Anne refuses to work in mediums that aren’t challenging. She carries her wax pieces in temp-controlling lined bags so they don’t melt.
“Mettle”, the Seacoast Moderns at the York Library, September 3-October 27.
Stay tuned for more info—and a lot more images.
Since the opening at the Gatehouse Gallery, I have meant to get back here. But, with sale negotiations, prep for a couple of upcoming shows and just general domestic catch-up, I have been absent.
Let me first comment on the show at the Newmarket Creative Center-GOOD JOB! The show, entitled “Abstract Art Show” is not all that. There are pieces that throw in recognizable imagery with a personal interpretation, but all-in-all, the work is mostly non-objective.
I submitted three of my “Art in Small Places” watercolor/mixed media pieces, which were not the strongest pieces, by a long shot! But, when John hung them, he put them in the main gallery. (And, I made the comment to another artist who knows that I do “work” with unusual wall colors, that sub-consciously, I think that played on the selection.)
So, rather than say more, let me post the pictures that I took that day-before I went to Tamworth.
After paying my short visit to Ben Franklin’s, I rounded the circle to arrive at Artstream. And, what made this visit that much better is that one of the managing directors was there and was full of information. So much information, in fact, that I determined that listening and absorbing was preferable to taking notes, though I did take some. I also shot a few pictures, but I will also refer you to the web site. As usual, I find this to be one of the better galleries in the area for variety and quality of art.
Marilyn Truett, who curated the show also presented some outstanding examples of her own work. Through a process of soaking photo paper and then adherring it to pressed ceiling tiles, she achieves rather remarkable yet understated historical imagery. Most of the work seems almost sepia-toned, adding to the aged feel. The added depth created through mounting on bas-reliefed surface adds contradictions and interest, visually.
Polly Cook’s work adds more-than-a-little social commentary in the way she depicts her images. She concentrates on subjects from less-than-desireable neighborhoods in a style similar to the Ash Can School of the early 20th century. Some of these scenes are on tiles. This removes the pretense of creating “museum” art, and gives it that everyday, and more gritty appeal-though there are a few of her pieces on canvas also included.

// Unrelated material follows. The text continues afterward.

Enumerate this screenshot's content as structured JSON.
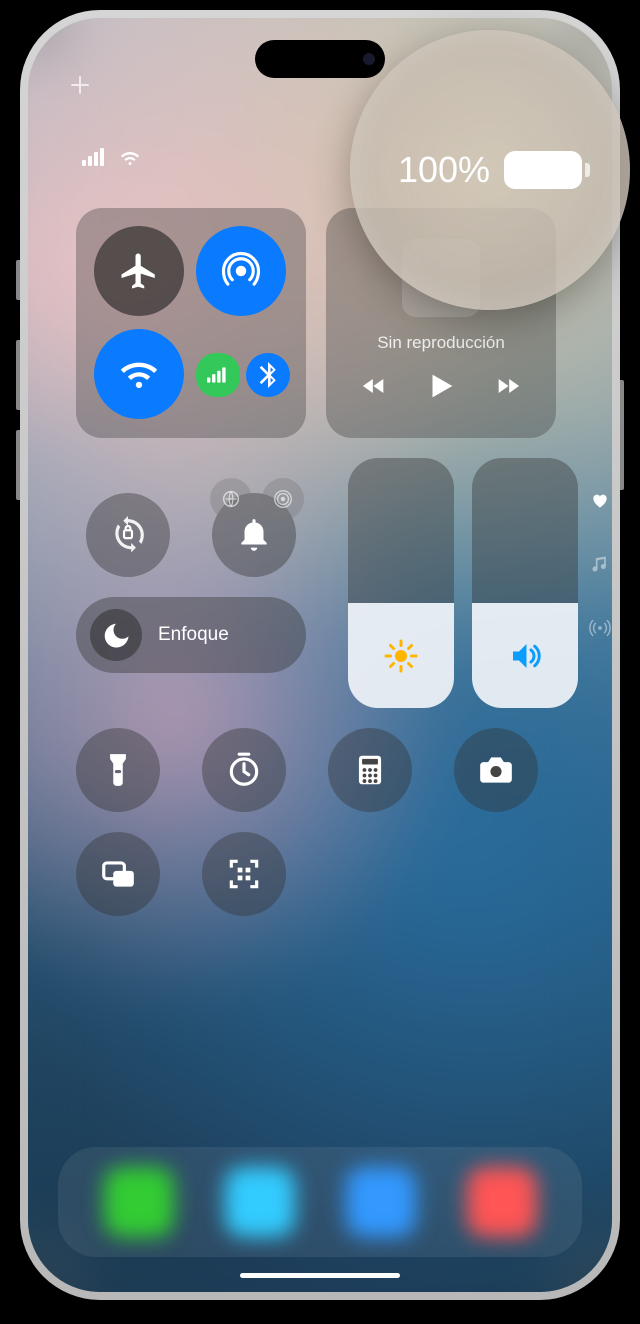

Tobia Makover’s encaustic on photographs are the pieces that impressed me the most. They are surreal, unearthly and spooky. According to the brief mention on the website, she is dealing with the concepts of memory and loss-and I have rarely seen that basic premise done so simply, cleanly and well. The application of the wax over the photographs blocks just enough of the photographs to make them feel like there are spirits or other energies present.